Nestled in a natural basin surrounded by mountains on all sides and with Mount Fuji gracing its southern skyline, Kofu City in Yamanashi Prefecture is a hidden gem waiting to be discovered by travellers looking for a day trip or a short overnight escape from Tokyo. The city is easily accessible via the Asuza Limited Express Train from Shinjuku Station, which takes approximately 90 minutes. Alternatively, highway buses departing from Shinjuku Expressway Bus Terminal can get you to Kofu in just over two hours.
What to do at Kofu City
1. Visit landmarks related to Shingen Takeda, the warlord of Kofu
Takeda Shrine in Kofu. (Photo from: Kofu Tourism)
Kofu City is deeply intertwined with the legacy of Takeda Shingen, a legendary warlord who played a pivotal role in the period of Warring States in the 16th century. Hence, the city features historical landmarks related to him — the Takeda Shrine is situated on the site of the Tsutsujigasaki fortified residence, where the Takeda clan held sway during the Warring States period. The recently opened Shingen Museum is close to the shrine, offering insights into the clan's history. A short walk away lies Takeda Shingen’s grave, which is shrouded in secrecy as per his will. Additionally, a statue of Nobutora Takeda, Shingen's father and the city's founder, graces the north exit of Kofu station.

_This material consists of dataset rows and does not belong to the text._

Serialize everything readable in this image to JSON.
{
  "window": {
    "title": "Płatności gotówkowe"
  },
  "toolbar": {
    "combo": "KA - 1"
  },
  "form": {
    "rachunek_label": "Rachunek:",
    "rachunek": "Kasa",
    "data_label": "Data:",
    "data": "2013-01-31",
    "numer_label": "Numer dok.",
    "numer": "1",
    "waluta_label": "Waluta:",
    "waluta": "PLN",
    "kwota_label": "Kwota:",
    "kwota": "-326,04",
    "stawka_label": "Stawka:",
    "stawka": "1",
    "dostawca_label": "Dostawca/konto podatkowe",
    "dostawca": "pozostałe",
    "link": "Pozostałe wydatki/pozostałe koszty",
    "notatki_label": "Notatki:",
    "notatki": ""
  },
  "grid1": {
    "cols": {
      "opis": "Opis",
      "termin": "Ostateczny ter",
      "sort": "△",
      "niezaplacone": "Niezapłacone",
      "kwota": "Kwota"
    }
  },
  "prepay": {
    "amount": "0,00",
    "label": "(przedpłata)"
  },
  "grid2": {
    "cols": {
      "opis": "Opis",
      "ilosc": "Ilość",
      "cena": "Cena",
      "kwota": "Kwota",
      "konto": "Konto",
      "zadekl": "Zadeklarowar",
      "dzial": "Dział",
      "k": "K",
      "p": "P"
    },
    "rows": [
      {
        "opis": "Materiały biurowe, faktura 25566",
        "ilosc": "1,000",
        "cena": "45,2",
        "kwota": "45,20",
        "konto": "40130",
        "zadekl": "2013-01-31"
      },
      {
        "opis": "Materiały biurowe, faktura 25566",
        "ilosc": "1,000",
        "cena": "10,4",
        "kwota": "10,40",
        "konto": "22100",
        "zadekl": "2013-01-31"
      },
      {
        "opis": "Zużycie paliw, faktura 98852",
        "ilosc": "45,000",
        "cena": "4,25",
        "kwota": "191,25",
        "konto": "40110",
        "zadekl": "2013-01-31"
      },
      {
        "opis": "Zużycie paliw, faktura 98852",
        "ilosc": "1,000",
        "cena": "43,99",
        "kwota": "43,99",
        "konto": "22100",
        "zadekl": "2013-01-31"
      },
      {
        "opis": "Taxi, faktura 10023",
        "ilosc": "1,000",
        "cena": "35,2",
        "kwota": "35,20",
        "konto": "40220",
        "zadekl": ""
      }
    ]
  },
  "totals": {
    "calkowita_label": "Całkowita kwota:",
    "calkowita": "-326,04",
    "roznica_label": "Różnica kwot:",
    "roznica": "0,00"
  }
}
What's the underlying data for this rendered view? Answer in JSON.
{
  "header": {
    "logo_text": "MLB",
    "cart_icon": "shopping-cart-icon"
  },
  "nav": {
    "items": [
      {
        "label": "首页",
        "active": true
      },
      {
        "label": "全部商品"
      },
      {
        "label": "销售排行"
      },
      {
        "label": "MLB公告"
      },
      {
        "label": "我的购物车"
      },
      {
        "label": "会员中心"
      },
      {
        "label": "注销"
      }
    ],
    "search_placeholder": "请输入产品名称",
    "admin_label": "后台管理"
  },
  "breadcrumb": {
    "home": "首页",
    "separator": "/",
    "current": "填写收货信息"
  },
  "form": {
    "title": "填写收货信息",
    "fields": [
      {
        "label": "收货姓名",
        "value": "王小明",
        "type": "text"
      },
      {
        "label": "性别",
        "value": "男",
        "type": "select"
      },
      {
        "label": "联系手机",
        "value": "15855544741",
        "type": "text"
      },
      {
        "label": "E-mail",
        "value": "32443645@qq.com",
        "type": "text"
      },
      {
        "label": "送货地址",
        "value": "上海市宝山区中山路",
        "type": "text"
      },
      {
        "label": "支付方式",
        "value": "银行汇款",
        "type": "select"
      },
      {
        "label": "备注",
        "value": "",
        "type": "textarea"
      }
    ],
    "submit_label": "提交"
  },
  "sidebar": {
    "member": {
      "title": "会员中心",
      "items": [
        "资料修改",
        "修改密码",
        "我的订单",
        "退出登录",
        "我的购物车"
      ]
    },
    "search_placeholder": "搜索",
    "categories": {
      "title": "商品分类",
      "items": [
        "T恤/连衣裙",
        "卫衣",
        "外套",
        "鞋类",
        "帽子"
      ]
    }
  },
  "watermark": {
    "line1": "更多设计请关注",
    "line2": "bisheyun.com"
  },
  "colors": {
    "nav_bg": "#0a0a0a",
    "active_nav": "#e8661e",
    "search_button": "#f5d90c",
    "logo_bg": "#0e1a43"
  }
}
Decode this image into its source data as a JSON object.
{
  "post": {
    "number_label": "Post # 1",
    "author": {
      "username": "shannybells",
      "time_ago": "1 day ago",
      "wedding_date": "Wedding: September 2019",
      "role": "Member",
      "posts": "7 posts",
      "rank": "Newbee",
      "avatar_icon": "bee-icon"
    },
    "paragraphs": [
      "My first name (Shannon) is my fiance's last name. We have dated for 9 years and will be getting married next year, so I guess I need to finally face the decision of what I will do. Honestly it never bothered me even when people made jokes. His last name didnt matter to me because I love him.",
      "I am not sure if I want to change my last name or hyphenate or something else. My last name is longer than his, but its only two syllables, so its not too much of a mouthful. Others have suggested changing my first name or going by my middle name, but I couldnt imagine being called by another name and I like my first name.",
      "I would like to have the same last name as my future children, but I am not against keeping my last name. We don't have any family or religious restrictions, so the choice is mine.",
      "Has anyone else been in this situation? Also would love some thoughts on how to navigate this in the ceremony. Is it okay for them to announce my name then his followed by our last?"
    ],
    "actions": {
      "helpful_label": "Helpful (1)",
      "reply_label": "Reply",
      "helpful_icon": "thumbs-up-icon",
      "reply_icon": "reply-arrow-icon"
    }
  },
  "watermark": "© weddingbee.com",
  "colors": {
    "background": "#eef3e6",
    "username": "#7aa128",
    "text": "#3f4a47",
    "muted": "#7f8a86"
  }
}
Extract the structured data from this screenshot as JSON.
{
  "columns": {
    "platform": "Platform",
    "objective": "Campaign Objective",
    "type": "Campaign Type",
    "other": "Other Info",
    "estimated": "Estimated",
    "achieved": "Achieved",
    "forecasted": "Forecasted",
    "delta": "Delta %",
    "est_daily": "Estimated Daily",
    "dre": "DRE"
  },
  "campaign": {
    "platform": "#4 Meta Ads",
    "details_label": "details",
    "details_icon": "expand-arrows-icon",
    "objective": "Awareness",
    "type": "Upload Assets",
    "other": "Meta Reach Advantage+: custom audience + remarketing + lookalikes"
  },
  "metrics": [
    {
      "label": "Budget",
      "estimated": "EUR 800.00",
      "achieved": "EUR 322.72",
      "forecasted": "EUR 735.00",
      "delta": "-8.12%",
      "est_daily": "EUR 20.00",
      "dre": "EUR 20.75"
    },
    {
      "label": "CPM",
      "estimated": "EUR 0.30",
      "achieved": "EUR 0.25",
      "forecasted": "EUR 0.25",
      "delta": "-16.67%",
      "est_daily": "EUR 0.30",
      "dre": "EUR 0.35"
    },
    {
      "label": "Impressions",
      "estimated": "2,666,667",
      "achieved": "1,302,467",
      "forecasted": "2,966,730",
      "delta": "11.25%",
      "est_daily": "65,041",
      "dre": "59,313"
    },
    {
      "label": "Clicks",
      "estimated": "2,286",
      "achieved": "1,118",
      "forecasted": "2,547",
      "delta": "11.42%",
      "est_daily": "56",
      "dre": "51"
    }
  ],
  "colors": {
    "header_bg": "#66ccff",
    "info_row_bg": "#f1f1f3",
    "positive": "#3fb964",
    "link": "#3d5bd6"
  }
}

The city is home to the Shingen-Ko Festival. This annual celebration usually happens in October, honouring Takeda Shingen, who coincidentally also holds the record for the world’s largest gathering of samurai. The festival's centrepiece is the "Koshu Battalion Deployment," a mesmerising reenactment of warriors marching to the battlefield of Kawanakajima, where Takeda Shingen clashed with his rival, Uesugi Kenshin. Over 1,000 participants don samurai attire, transforming Kofu into a living picture scroll of the Warring States era. The parade starts from Maizuru Castle Park and proceeds to the castle park’s South Square, allowing visitors to witness this captivating historical reenactment.
These landmarks and commemorative festivals are enduring connections to the city's rich historical heritage, bearing the influence of Takeda Shingen and his clan.
2. Have a drink (or two) at the city's many wineries
Kofu's connection to winemaking dates back 140 years, when techniques from France were embraced, and the region's 90 wineries produce Koshu wine, renowned for complementing Japanese cuisine. Sadoya Winery, founded in 1917, stands as one of the city's oldest wineries and reflects a Southern France-inspired ambience — the winery cultivates grape varieties like Semillon and Cabernet Sauvignon, akin to Bordeaux's traditions and offers wines such as ‘Château Brillant’ and ‘Kofu Sparkling’. Visitors can embark on tours and tastings in Japanese and dine at ‘Real D’Or’, a French-inspired restaurant on the estate.
Just a 3-minute walk from Sadoya Winery is Koshu Yumekoji, which features a diverse selection of stores that showcase locally sourced products, including a wide range of regional wines and traditional handicrafts. The site also boasts several eateries and cafes where guests can savour the flavours of the area's cuisine and indulge in regional desserts.